With its split storyline that follows the lives of two sisters, Homegoing reminded me of Brit Bennett’s The Vanishing Half but that is where the similarities between these two novels end. Instead, other reviewers have compared Homegoing to family sagas such Gabriel García Márquez’s One Hundred Years of Solitude, a multi-generational family saga about the Buendiá family and its patriarch José who founded the fictitious town of Macondo. Homegoing is also comparable to Alex Haley’s Roots: The Saga of an American Family, another multi-generational family saga about a young man named Kunta Kinte from his capture in Africa and enslavement on a southern plantation, and his descendants stories’ as they experience major historic events in America.
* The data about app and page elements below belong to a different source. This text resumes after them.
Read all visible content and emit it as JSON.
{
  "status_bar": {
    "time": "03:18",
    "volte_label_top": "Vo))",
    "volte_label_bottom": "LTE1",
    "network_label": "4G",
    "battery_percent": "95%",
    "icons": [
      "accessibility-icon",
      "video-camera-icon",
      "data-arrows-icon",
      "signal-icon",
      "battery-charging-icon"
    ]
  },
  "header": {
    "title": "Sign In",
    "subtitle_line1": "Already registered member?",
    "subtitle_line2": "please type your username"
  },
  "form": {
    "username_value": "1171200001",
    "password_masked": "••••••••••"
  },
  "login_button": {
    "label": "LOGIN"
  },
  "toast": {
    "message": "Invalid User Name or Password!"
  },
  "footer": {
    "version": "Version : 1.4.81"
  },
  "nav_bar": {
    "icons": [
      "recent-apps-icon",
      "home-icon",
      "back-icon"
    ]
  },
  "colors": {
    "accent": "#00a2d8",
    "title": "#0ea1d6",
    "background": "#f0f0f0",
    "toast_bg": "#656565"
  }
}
I give Homegoing 4.5 out of 5 stars because it is a very ambitious debut novel that provides a unique insight into the effect of the transatlantic slave trade, and slavery in general, on an ordinary family. Homegoing is an excellent work of historical fiction because it accomplishes something that is very difficult to do, it takes big important events and personalizes them. In Homegoing, the transatlantic slave trade wasn’t just the kidnapping and enslavement of millions of unknown people, it was the kidnapping and enslavement of Esi, a young, happy girl, one week before her wedding. Homegoing made me very emotional because I felt as if this could have been the story about my own family and it reminded of one of slavery's most cruel and enduring legacies, the break up of families and the effect it still has centuries later. I took off a half star because of the weakness of some of Gyasi’s Black American characters and her use of outdated tropes of Black American men. But despite these serious flaws, I really enjoyed reading Homegoing and I highly recommend it!